Area nonprofits highlight local rates of hunger and homelessness, share solutions

By: Danny McArthur

TUPELO • At the beginning of 2020, the Tupelo/Lee Hunger Coalition and Tupelo Homeless Task Force were seeing some of their lowest rates of food insecurity and homelessness they’ve seen in years. Then COVID-19 added on new stresses.

As part of Hunger & Homelessness Awareness Week, area agencies such as Mississippi United to End Homelessness (MUTEH), United Way of Northeast Mississippi, the Tupelo/Lee Hunger Coalition and the Mississippi Balance of State Continuum of Care discussed current problems with food insecurity and homelessness and current solutions during a Hunger and Homeless webinar Tuesday morning.

Current trends

In a five year period, Lee County had managed to steadily decrease from a 19.2% food insecurity rate in 2014 to a 15.7% food insecurity rate in 2018, according to Tupelo Hunger Coalition executive director Jason Martin. However, for 2020, the projected rate is 20.8%, the highest in recent years.

“When COVID hit, it changed everything in a matter of moments, and we essentially lost five or six years of progress in just a short time,” Martin said.

Nationwide, the food insecurity rate has risen over 20%, with some places experiencing long food lines. Martin said they are currently concerned about a possible lack of food availability in early 2021 due to panic buying. He encourages people to be an advocate and encourages others to only purchase what they need.

“My fear and concern is that people are going to start panicking and panic-buy again, and when that happens, it creates a ripple effect and will directly impact the people that we’re trying to help the most,” Martin said.

Homelessness has also risen, increasing from 49 homeless individuals in January to between 60 and 65 right now. This is due to a combination of factors, including the pandemic, the closure of other shelters causing people to travel to Tupelo seeking shelter, and Tupelo being a bus stop area for transient homeless individuals. MUTEH also navigated barriers as some landlords paused leasing and utility companies temporarily stopped opening new accounts.

“Our housing process throughout that time period was very difficult because it took longer than it necessarily would have if it hadn’t been a pandemic,” said Tupelo Homeless Task Force chair Hannah Maharrey.


Despite challenges, MUTEH has been able to house over 30 individuals in the Lee County area since March, and continue using COVID-19 strategies and best practices to continue targeted outreach. In October, they were able to house seven people in Tupelo, and are currently working with their Rental Assistance for Mississippians (RAMP) program to prevent homelessness due to COVID-19, said MUTEH Northeast Mississippi coordinator Sara Ekiss during the Thursday Tupelo Homeless Task Force meeting.

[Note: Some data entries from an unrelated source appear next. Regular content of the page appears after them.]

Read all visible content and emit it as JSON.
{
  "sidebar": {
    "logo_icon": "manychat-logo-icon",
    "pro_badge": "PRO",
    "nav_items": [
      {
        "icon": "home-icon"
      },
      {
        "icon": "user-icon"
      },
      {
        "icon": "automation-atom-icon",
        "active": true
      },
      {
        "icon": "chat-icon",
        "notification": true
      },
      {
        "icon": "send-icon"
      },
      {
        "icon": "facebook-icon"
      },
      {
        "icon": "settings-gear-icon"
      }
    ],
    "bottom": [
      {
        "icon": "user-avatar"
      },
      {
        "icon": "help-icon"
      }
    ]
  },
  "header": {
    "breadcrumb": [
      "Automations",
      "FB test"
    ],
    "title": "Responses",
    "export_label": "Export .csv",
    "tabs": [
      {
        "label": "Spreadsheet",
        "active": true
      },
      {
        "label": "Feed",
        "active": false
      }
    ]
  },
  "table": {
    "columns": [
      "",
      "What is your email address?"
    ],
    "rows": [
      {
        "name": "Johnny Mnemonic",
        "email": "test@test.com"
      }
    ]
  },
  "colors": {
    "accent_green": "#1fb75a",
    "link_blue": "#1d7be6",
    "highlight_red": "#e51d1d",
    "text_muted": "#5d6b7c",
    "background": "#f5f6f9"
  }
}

“Even through the pandemic, even though the quarantine, we’ve been able to move individuals off the street and into housing through MUTEH’s rapid rehousing program,” Ekiss said.

They have also been able to utilize CARES Act funding to house people who are street homeless due to COVID-19. Because the funding requires proof of a negative impact because of COVID-19 specifically, it has so far only applied to a small number of people, Ekiss said. There are currently five people MUTEH is working with who either had COVID-19, lost their job due to COVID-19, or have underlying health conditions. Those people are housed in a hotel until they can be moved into housing.

To address food insecurity in Lee County, the Hunger Coalition works with three main groups: food pantries, hot meal services and weekend backpack programs. The backpack programs were largely created to address food insecurity among children and serve approximately 1,000 students in Lee County. Meals on Wheels of Lee County, which provides hot meals five days a week to elders, received additional funding to begin helping more people on their waiting list beginning in January 2021.

Amid the pandemic, mobile food pantries have become a part of addressing the food need. A typical version of that is a truck from the food bank brings enough food for hundreds of families. A local organization, such as an Anchor Church in Verona, acts as the hub and they track the paperwork, do the intake, provide the volunteers and regularly have a food distribution.

“This is a relatively new concept, and you saw glimpses of that this summer of what that looks like,” Martin said.